Start of Dataset excerpts

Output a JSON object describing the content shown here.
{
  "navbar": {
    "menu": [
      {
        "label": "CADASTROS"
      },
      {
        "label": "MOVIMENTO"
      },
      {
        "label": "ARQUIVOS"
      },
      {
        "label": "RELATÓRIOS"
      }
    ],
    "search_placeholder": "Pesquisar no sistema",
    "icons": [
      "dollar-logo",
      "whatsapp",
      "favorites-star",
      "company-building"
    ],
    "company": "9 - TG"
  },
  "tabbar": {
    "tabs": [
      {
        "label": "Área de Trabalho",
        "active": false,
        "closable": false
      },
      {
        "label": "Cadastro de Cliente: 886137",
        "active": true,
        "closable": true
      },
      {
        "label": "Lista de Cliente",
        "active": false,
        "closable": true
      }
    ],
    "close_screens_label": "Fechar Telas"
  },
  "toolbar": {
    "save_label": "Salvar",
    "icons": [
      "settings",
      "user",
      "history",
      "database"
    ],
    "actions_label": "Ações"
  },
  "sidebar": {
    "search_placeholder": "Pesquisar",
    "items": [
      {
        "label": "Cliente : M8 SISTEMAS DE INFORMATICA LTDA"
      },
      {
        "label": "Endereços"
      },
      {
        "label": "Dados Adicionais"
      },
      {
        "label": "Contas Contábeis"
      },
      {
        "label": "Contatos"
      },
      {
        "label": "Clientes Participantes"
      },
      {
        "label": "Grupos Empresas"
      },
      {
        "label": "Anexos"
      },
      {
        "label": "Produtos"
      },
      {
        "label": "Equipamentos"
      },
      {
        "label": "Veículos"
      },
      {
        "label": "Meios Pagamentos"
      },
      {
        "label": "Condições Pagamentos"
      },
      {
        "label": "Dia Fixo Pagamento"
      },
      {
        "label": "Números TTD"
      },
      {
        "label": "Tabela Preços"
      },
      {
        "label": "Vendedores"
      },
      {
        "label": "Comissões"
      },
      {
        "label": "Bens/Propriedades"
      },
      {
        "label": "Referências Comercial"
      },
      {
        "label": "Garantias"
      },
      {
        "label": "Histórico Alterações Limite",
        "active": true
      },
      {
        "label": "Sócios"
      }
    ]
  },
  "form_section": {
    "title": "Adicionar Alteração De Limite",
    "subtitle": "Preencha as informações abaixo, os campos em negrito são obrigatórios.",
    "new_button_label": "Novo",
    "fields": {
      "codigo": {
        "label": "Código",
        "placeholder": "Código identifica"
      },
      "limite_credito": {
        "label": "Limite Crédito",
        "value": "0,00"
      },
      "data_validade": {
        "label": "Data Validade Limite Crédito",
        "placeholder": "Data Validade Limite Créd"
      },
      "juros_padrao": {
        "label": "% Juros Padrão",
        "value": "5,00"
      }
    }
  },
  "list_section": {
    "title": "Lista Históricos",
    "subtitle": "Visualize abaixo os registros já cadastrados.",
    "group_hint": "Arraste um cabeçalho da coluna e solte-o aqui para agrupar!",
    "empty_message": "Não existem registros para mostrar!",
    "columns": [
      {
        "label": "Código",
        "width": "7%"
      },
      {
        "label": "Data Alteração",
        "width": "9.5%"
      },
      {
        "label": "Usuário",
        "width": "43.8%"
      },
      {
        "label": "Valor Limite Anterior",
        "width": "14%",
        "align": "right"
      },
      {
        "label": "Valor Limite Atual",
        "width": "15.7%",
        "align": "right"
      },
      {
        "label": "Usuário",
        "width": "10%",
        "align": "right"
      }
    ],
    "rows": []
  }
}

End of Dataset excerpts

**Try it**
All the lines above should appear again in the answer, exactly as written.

**Written response**
Output a JSON object describing the content shown here.
{
  "navbar": {
    "menu": [
      {
        "label": "CADASTROS"
      },
      {
        "label": "MOVIMENTO"
      },
      {
        "label": "ARQUIVOS"
      },
      {
        "label": "RELATÓRIOS"
      }
    ],
    "search_placeholder": "Pesquisar no sistema",
    "icons": [
      "dollar-logo",
      "whatsapp",
      "favorites-star",
      "company-building"
    ],
    "company": "9 - TG"
  },
  "tabbar": {
    "tabs": [
      {
        "label": "Área de Trabalho",
        "active": false,
        "closable": false
      },
      {
        "label": "Cadastro de Cliente: 886137",
        "active": true,
        "closable": true
      },
      {
        "label": "Lista de Cliente",
        "active": false,
        "closable": true
      }
    ],
    "close_screens_label": "Fechar Telas"
  },
  "toolbar": {
    "save_label": "Salvar",
    "icons": [
      "settings",
      "user",
      "history",
      "database"
    ],
    "actions_label": "Ações"
  },
  "sidebar": {
    "search_placeholder": "Pesquisar",
    "items": [
      {
        "label": "Cliente : M8 SISTEMAS DE INFORMATICA LTDA"
      },
      {
        "label": "Endereços"
      },
      {
        "label": "Dados Adicionais"
      },
      {
        "label": "Contas Contábeis"
      },
      {
        "label": "Contatos"
      },
      {
        "label": "Clientes Participantes"
      },
      {
        "label": "Grupos Empresas"
      },
      {
        "label": "Anexos"
      },
      {
        "label": "Produtos"
      },
      {
        "label": "Equipamentos"
      },
      {
        "label": "Veículos"
      },
      {
        "label": "Meios Pagamentos"
      },
      {
        "label": "Condições Pagamentos"
      },
      {
        "label": "Dia Fixo Pagamento"
      },
      {
        "label": "Números TTD"
      },
      {
        "label": "Tabela Preços"
      },
      {
        "label": "Vendedores"
      },
      {
        "label": "Comissões"
      },
      {
        "label": "Bens/Propriedades"
      },
      {
        "label": "Referências Comercial"
      },
      {
        "label": "Garantias"
      },
      {
        "label": "Histórico Alterações Limite",
        "active": true
      },
      {
        "label": "Sócios"
      }
    ]
  },
  "form_section": {
    "title": "Adicionar Alteração De Limite",
    "subtitle": "Preencha as informações abaixo, os campos em negrito são obrigatórios.",
    "new_button_label": "Novo",
    "fields": {
      "codigo": {
        "label": "Código",
        "placeholder": "Código identifica"
      },
      "limite_credito": {
        "label": "Limite Crédito",
        "value": "0,00"
      },
      "data_validade": {
        "label": "Data Validade Limite Crédito",
        "placeholder": "Data Validade Limite Créd"
      },
      "juros_padrao": {
        "label": "% Juros Padrão",
        "value": "5,00"
      }
    }
  },
  "list_section": {
    "title": "Lista Históricos",
    "subtitle": "Visualize abaixo os registros já cadastrados.",
    "group_hint": "Arraste um cabeçalho da coluna e solte-o aqui para agrupar!",
    "empty_message": "Não existem registros para mostrar!",
    "columns": [
      {
        "label": "Código",
        "width": "7%"
      },
      {
        "label": "Data Alteração",
        "width": "9.5%"
      },
      {
        "label": "Usuário",
        "width": "43.8%"
      },
      {
        "label": "Valor Limite Anterior",
        "width": "14%",
        "align": "right"
      },
      {
        "label": "Valor Limite Atual",
        "width": "15.7%",
        "align": "right"
      },
      {
        "label": "Usuário",
        "width": "10%",
        "align": "right"
      }
    ],
    "rows": []
  }
}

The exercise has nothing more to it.